This is a classic Italian combination, and since it uses canned beans and few ingredients, it can be whipped up in minutes. It's delicious as a stand-alone side dish or tossed with pasta. Or puree the whole thing in a food processor for an easy dip for bread or vegetables.
You will need:
Drain the beans, rinse well under running water, and drain well again (if you like, you can dry them more quickly with a clean dish towel, if you can find one). Transfer to a mixing bowl.
Thinly slice the garlic; don't use a garlic press. De-stem the sage.
Put a small frying pan on medium heat and add the oil. Let it warm for about 2 minutes. Add the garlic and the sage. Don't daydream; the worst taste in the world is burnt garlic. Stir constantly until the garlic is brown and the sage crispy, just 4 minutes.
Pour the hot oil mixture over the beans and stir well. Add salt and pepper to taste.
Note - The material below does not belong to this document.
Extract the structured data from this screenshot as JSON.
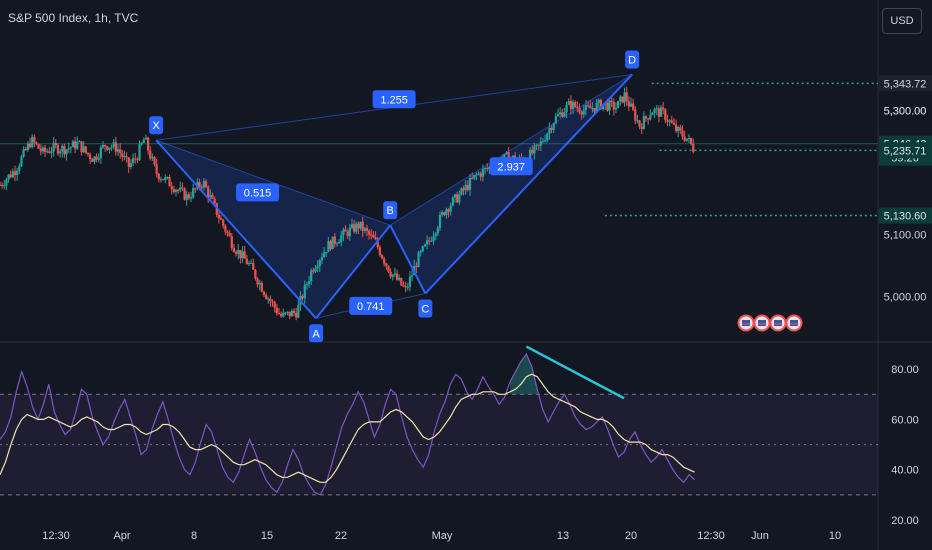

Cookbook author Mark Bittman gave me the idea to eat garbanzos like peanuts. A cheap-ass roasted can of beans, coated in garlic, oil, and whatever spice you have in your pantry (cayenne, cumin, curry powder, nutritional yeast) develops a delicious flavor and nutty texture. Add a squeeze of fresh lemon or lime juice after cooking, if you like. Eat these as-is or serve them on a salad. Or if you're in a bean dip mood, whirl the whole thing into a paste (along with four or five tablespoons of tahini and about quarter cup of water); the result is a hummus with the nuttier flavor of the roasted beans and the mellow, sweet essence of the roasted garlic.
You will need:
Preheat the oven to 400 degrees.
Drain the beans, rinse well under running water, and drain well again.
Pour the oil into a shallow baking dish large enough to accommodate all the beans in a single layer. Add the beans, salt and pepper, whatever spice you choose, and the garlic clove, smashed through a press. Stir really well to coat the beans.
When the oven reaches 400 degrees, roast the beans. Stir after 10 minutes, then roast for 10 minutes more.
Remove from the oven, and stir well, scraping up the bottom to make sure nothing sticks. Taste and wonder why you've never eaten these before.
Savory black beans
I grew up in Florida eating Cuban-style black beans. This recipe is about a million times better than just plain ol' black beans from a can, but it does need a long time to sit and think about how delicious it's going to be. I strongly suggest you make this a day ahead, but since the recipe yields a vat of beans, you'll get to eat it today and tomorrow (and likely the next day – you'll be pleased to know it freezes like a champ). Eat this straight up or over rice, or even cold with nacho chips.
You will need:
Simmer the beans in a large stockpot for one hour.
While the pot is bubbling away, very finely chop the onion and peppers.
Drain the beans, rinse well, and set aside. Rinse out the pot, and dry it.
Heat the pot to medium-high and add the oil. When it shimmers, add the onions and peppers and let them soften for about 13 minutes, stirring occasionally. Either finely chop the garlic or pass it through a press, add to pot, and cook, stirring constantly, for two minutes more.
Quickly add the tomatoes, then return the beans to the pot, along with three cans full of water. Add the bay leaf, oregano, cumin, cayenne, a tablespoon of salt, and plen
Mash the beans a bit with a potato masher and adjust the seasoning (not just salt and pepper, but also the cayenne). Turn off the heat and stir in the lime juice. Invite friends over to share the wealth.
E-mail Karen Solomon